The term “trade last” means: A quoted compliment offered by one who heard it in exchange for a compliment; reciprocal praise; adulatory tit-for-tat.
Although a contributor to American Speech (October, December, 1948) tells of a friend of seventy-odd who “has known trade last in Kansas as far back as she can remember,” the expression was sheer Greek to me when, coming from Ohio, I first heard it on Staten Island, New York, in the very early 1890’s.
In either case, however, that would indicate that it was used as early as the 1880’s. But where it originated and under what circumstance cannot be guessed.
“Last,” in the expression, means that the speaker will not submit his tidbit of praise until the prospective recipient has first come across with a compliment, but why the adjective follows the noun is another mystery.

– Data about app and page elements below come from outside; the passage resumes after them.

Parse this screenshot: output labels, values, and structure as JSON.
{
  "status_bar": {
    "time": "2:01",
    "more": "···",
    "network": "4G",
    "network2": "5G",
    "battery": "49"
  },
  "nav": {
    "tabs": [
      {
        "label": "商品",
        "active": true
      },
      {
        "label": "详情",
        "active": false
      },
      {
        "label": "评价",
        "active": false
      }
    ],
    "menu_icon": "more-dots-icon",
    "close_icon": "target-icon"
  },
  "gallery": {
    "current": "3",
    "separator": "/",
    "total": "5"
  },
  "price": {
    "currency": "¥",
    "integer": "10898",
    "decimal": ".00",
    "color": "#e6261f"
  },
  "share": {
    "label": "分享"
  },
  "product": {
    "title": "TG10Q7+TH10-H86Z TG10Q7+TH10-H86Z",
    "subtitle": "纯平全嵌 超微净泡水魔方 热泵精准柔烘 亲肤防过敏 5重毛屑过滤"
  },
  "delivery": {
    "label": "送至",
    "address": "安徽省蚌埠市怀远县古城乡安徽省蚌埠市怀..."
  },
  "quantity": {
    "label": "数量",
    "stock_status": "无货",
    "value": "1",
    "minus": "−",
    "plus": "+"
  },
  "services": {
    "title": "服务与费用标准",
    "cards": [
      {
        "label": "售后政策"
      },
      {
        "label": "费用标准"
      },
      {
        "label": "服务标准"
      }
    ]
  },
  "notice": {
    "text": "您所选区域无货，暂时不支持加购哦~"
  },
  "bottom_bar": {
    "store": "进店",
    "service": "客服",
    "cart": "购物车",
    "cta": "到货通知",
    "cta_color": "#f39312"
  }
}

The abbreviation to T. L. was introduced some forty years ago, probably a collegiate coinage which speedily became so popular that many young people are unfamiliar with the words so abbreviated.